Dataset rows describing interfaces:
+ + + +
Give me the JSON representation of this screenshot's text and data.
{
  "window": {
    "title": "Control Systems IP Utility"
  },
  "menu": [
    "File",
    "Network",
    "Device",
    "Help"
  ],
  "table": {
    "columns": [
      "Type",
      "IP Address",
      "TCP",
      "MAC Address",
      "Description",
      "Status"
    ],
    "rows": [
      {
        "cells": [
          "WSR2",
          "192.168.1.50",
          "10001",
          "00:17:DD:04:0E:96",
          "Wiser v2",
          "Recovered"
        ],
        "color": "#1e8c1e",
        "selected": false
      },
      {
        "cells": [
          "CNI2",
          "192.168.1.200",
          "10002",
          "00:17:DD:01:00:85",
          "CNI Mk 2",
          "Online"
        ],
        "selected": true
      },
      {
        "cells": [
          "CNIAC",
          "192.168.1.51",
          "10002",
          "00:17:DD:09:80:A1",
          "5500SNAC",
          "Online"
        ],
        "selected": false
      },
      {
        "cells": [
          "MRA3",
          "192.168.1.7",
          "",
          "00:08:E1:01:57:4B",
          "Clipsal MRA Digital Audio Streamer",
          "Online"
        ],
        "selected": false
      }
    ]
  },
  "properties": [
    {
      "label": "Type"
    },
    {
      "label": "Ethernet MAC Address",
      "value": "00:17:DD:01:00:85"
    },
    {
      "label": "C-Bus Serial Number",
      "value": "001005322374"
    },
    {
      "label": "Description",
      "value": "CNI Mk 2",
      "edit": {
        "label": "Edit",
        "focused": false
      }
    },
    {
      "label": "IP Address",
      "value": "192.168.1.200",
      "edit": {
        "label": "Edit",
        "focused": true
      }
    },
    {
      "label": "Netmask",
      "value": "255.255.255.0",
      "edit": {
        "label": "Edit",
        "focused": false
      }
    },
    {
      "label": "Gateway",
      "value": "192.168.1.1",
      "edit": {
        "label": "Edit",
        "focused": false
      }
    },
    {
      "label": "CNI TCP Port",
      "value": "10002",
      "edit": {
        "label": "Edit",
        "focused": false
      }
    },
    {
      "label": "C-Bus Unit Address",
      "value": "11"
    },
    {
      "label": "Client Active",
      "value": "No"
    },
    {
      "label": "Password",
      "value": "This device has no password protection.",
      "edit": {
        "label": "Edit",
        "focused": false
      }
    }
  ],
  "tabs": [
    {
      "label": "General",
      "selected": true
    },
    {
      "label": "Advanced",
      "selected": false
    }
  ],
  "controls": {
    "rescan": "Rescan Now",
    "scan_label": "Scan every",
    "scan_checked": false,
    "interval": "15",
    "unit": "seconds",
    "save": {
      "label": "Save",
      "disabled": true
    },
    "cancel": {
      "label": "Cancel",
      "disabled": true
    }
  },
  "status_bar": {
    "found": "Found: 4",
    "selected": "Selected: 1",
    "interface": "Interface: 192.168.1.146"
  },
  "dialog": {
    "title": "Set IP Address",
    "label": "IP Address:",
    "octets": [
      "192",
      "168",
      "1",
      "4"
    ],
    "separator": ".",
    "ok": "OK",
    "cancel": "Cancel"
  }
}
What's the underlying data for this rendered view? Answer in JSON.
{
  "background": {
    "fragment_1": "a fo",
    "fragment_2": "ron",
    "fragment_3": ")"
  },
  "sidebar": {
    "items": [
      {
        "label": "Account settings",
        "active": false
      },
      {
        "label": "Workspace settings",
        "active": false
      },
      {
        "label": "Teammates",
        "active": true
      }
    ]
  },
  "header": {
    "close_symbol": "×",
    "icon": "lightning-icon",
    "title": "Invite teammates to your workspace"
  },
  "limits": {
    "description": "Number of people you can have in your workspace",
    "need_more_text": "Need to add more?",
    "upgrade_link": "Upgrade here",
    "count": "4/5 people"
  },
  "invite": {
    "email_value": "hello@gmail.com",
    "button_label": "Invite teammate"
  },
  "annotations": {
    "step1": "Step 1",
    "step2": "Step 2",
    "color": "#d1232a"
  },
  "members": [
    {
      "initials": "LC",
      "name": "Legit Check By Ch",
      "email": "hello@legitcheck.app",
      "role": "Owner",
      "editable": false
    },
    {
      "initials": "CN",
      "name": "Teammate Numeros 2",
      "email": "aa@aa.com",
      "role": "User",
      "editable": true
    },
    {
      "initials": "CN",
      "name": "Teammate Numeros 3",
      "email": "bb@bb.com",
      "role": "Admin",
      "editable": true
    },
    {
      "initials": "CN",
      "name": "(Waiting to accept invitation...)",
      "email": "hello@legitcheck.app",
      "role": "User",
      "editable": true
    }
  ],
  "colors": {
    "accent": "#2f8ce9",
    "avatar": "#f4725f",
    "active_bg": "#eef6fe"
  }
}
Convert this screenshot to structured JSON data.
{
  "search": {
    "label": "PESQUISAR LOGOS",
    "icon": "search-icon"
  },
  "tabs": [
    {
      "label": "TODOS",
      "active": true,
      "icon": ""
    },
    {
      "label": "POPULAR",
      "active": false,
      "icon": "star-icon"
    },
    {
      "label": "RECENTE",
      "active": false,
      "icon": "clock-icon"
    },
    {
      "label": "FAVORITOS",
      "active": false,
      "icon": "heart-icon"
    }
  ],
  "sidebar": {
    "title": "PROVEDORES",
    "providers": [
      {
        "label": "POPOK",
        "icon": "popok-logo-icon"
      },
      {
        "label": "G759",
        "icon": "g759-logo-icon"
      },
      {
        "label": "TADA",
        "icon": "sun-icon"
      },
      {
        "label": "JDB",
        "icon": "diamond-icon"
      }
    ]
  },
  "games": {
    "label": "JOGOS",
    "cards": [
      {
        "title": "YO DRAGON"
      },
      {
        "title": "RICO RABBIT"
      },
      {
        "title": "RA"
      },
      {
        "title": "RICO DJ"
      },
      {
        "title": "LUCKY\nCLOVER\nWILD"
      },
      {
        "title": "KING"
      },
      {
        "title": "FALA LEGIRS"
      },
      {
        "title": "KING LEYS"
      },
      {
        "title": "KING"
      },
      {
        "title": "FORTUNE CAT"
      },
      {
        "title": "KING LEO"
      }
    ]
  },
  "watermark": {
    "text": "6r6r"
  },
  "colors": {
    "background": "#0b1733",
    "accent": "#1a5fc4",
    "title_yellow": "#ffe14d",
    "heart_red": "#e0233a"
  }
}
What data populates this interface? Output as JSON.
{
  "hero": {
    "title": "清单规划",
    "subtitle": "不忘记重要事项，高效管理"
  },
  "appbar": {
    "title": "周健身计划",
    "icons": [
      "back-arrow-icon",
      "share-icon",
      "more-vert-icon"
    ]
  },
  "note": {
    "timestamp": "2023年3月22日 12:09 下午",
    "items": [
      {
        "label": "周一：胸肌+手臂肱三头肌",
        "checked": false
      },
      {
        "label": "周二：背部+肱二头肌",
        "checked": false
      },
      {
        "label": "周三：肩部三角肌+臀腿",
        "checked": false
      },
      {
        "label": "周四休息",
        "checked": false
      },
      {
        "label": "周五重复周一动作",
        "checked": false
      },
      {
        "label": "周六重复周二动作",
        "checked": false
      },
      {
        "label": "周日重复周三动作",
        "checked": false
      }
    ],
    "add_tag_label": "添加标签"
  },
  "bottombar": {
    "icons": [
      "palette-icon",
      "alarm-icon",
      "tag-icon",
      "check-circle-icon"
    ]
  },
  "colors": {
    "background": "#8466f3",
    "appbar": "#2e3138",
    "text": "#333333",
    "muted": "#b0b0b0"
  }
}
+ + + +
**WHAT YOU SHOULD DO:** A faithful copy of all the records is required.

**OUTPUT:**
Give me the JSON representation of this screenshot's text and data.
{
  "window": {
    "title": "Control Systems IP Utility"
  },
  "menu": [
    "File",
    "Network",
    "Device",
    "Help"
  ],
  "table": {
    "columns": [
      "Type",
      "IP Address",
      "TCP",
      "MAC Address",
      "Description",
      "Status"
    ],
    "rows": [
      {
        "cells": [
          "WSR2",
          "192.168.1.50",
          "10001",
          "00:17:DD:04:0E:96",
          "Wiser v2",
          "Recovered"
        ],
        "color": "#1e8c1e",
        "selected": false
      },
      {
        "cells": [
          "CNI2",
          "192.168.1.200",
          "10002",
          "00:17:DD:01:00:85",
          "CNI Mk 2",
          "Online"
        ],
        "selected": true
      },
      {
        "cells": [
          "CNIAC",
          "192.168.1.51",
          "10002",
          "00:17:DD:09:80:A1",
          "5500SNAC",
          "Online"
        ],
        "selected": false
      },
      {
        "cells": [
          "MRA3",
          "192.168.1.7",
          "",
          "00:08:E1:01:57:4B",
          "Clipsal MRA Digital Audio Streamer",
          "Online"
        ],
        "selected": false
      }
    ]
  },
  "properties": [
    {
      "label": "Type"
    },
    {
      "label": "Ethernet MAC Address",
      "value": "00:17:DD:01:00:85"
    },
    {
      "label": "C-Bus Serial Number",
      "value": "001005322374"
    },
    {
      "label": "Description",
      "value": "CNI Mk 2",
      "edit": {
        "label": "Edit",
        "focused": false
      }
    },
    {
      "label": "IP Address",
      "value": "192.168.1.200",
      "edit": {
        "label": "Edit",
        "focused": true
      }
    },
    {
      "label": "Netmask",
      "value": "255.255.255.0",
      "edit": {
        "label": "Edit",
        "focused": false
      }
    },
    {
      "label": "Gateway",
      "value": "192.168.1.1",
      "edit": {
        "label": "Edit",
        "focused": false
      }
    },
    {
      "label": "CNI TCP Port",
      "value": "10002",
      "edit": {
        "label": "Edit",
        "focused": false
      }
    },
    {
      "label": "C-Bus Unit Address",
      "value": "11"
    },
    {
      "label": "Client Active",
      "value": "No"
    },
    {
      "label": "Password",
      "value": "This device has no password protection.",
      "edit": {
        "label": "Edit",
        "focused": false
      }
    }
  ],
  "tabs": [
    {
      "label": "General",
      "selected": true
    },
    {
      "label": "Advanced",
      "selected": false
    }
  ],
  "controls": {
    "rescan": "Rescan Now",
    "scan_label": "Scan every",
    "scan_checked": false,
    "interval": "15",
    "unit": "seconds",
    "save": {
      "label": "Save",
      "disabled": true
    },
    "cancel": {
      "label": "Cancel",
      "disabled": true
    }
  },
  "status_bar": {
    "found": "Found: 4",
    "selected": "Selected: 1",
    "interface": "Interface: 192.168.1.146"
  },
  "dialog": {
    "title": "Set IP Address",
    "label": "IP Address:",
    "octets": [
      "192",
      "168",
      "1",
      "4"
    ],
    "separator": ".",
    "ok": "OK",
    "cancel": "Cancel"
  }
}
What's the underlying data for this rendered view? Answer in JSON.
{
  "background": {
    "fragment_1": "a fo",
    "fragment_2": "ron",
    "fragment_3": ")"
  },
  "sidebar": {
    "items": [
      {
        "label": "Account settings",
        "active": false
      },
      {
        "label": "Workspace settings",
        "active": false
      },
      {
        "label": "Teammates",
        "active": true
      }
    ]
  },
  "header": {
    "close_symbol": "×",
    "icon": "lightning-icon",
    "title": "Invite teammates to your workspace"
  },
  "limits": {
    "description": "Number of people you can have in your workspace",
    "need_more_text": "Need to add more?",
    "upgrade_link": "Upgrade here",
    "count": "4/5 people"
  },
  "invite": {
    "email_value": "hello@gmail.com",
    "button_label": "Invite teammate"
  },
  "annotations": {
    "step1": "Step 1",
    "step2": "Step 2",
    "color": "#d1232a"
  },
  "members": [
    {
      "initials": "LC",
      "name": "Legit Check By Ch",
      "email": "hello@legitcheck.app",
      "role": "Owner",
      "editable": false
    },
    {
      "initials": "CN",
      "name": "Teammate Numeros 2",
      "email": "aa@aa.com",
      "role": "User",
      "editable": true
    },
    {
      "initials": "CN",
      "name": "Teammate Numeros 3",
      "email": "bb@bb.com",
      "role": "Admin",
      "editable": true
    },
    {
      "initials": "CN",
      "name": "(Waiting to accept invitation...)",
      "email": "hello@legitcheck.app",
      "role": "User",
      "editable": true
    }
  ],
  "colors": {
    "accent": "#2f8ce9",
    "avatar": "#f4725f",
    "active_bg": "#eef6fe"
  }
}
Convert this screenshot to structured JSON data.
{
  "search": {
    "label": "PESQUISAR LOGOS",
    "icon": "search-icon"
  },
  "tabs": [
    {
      "label": "TODOS",
      "active": true,
      "icon": ""
    },
    {
      "label": "POPULAR",
      "active": false,
      "icon": "star-icon"
    },
    {
      "label": "RECENTE",
      "active": false,
      "icon": "clock-icon"
    },
    {
      "label": "FAVORITOS",
      "active": false,
      "icon": "heart-icon"
    }
  ],
  "sidebar": {
    "title": "PROVEDORES",
    "providers": [
      {
        "label": "POPOK",
        "icon": "popok-logo-icon"
      },
      {
        "label": "G759",
        "icon": "g759-logo-icon"
      },
      {
        "label": "TADA",
        "icon": "sun-icon"
      },
      {
        "label": "JDB",
        "icon": "diamond-icon"
      }
    ]
  },
  "games": {
    "label": "JOGOS",
    "cards": [
      {
        "title": "YO DRAGON"
      },
      {
        "title": "RICO RABBIT"
      },
      {
        "title": "RA"
      },
      {
        "title": "RICO DJ"
      },
      {
        "title": "LUCKY\nCLOVER\nWILD"
      },
      {
        "title": "KING"
      },
      {
        "title": "FALA LEGIRS"
      },
      {
        "title": "KING LEYS"
      },
      {
        "title": "KING"
      },
      {
        "title": "FORTUNE CAT"
      },
      {
        "title": "KING LEO"
      }
    ]
  },
  "watermark": {
    "text": "6r6r"
  },
  "colors": {
    "background": "#0b1733",
    "accent": "#1a5fc4",
    "title_yellow": "#ffe14d",
    "heart_red": "#e0233a"
  }
}
What data populates this interface? Output as JSON.
{
  "hero": {
    "title": "清单规划",
    "subtitle": "不忘记重要事项，高效管理"
  },
  "appbar": {
    "title": "周健身计划",
    "icons": [
      "back-arrow-icon",
      "share-icon",
      "more-vert-icon"
    ]
  },
  "note": {
    "timestamp": "2023年3月22日 12:09 下午",
    "items": [
      {
        "label": "周一：胸肌+手臂肱三头肌",
        "checked": false
      },
      {
        "label": "周二：背部+肱二头肌",
        "checked": false
      },
      {
        "label": "周三：肩部三角肌+臀腿",
        "checked": false
      },
      {
        "label": "周四休息",
        "checked": false
      },
      {
        "label": "周五重复周一动作",
        "checked": false
      },
      {
        "label": "周六重复周二动作",
        "checked": false
      },
      {
        "label": "周日重复周三动作",
        "checked": false
      }
    ],
    "add_tag_label": "添加标签"
  },
  "bottombar": {
    "icons": [
      "palette-icon",
      "alarm-icon",
      "tag-icon",
      "check-circle-icon"
    ]
  },
  "colors": {
    "background": "#8466f3",
    "appbar": "#2e3138",
    "text": "#333333",
    "muted": "#b0b0b0"
  }
}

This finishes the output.